As so many activists seem to be whining about the military presence at the G20 protests in Pittsburgh last week, throwing around words like posse comitatus, it seemed as good a time as any to dredge up a little blast from the past – the U.S. Army after-action report on the Chicago riots of April 1968.
The history of that event is something I find personally and professionally fascinating, in no small part because it’s not hard to imagine how a similar outbreak of violence could quite easily happen again, in Chicago or elsewhere. (The riots were sparked, in part, by the assassination of a prominent African-American politician, if you get where I’m going with that.) Next time around, I highly doubt the street gangs are going to embrace enlightened self-interest and work to preserve “law and order” in their territory, but maybe I’m being excessively cynical.

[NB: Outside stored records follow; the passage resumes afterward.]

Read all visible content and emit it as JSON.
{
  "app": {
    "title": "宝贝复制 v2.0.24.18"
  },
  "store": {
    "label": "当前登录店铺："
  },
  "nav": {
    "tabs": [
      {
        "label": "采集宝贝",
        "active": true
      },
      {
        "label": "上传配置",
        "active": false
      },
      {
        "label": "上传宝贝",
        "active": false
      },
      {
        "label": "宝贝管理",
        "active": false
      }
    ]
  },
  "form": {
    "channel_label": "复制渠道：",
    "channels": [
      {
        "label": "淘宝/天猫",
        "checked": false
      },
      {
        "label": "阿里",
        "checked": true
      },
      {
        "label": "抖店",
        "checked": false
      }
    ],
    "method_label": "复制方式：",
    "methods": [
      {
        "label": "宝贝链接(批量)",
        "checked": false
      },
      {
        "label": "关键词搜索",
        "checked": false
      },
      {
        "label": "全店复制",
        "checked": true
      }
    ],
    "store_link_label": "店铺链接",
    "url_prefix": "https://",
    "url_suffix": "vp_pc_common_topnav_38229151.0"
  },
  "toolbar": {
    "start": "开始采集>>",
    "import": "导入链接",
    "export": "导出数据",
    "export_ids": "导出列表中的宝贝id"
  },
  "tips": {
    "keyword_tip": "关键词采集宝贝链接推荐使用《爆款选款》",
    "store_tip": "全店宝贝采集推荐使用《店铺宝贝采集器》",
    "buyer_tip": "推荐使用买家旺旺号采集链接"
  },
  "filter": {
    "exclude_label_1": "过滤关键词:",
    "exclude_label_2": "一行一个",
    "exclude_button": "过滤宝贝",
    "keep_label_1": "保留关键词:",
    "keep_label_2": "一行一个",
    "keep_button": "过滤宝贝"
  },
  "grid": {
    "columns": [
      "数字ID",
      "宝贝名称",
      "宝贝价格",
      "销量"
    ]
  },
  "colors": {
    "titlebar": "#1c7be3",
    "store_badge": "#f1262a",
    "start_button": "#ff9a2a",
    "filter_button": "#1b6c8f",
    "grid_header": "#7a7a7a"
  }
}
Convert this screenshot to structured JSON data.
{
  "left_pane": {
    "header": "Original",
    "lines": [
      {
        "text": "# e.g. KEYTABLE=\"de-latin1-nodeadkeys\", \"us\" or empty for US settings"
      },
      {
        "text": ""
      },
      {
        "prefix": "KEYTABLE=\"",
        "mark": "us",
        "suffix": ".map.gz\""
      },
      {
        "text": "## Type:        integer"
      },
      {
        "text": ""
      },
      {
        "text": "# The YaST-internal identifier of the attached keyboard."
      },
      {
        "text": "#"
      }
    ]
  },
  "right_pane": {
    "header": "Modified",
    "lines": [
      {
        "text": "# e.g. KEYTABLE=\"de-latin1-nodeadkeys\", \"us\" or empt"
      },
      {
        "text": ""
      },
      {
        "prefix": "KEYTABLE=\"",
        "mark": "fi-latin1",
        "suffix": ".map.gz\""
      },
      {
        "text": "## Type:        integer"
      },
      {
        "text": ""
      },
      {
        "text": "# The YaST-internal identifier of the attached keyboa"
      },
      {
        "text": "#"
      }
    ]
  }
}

Anyway, if you have any interest in looking at the kind of logistics required to mobilize five thousand soldiers domestically for riot-control operations, you might want to check out the Task Force Chicago after-action report (3.3MB PDF file)… and consider how many more soldiers would be needed to maintain order in today’s society.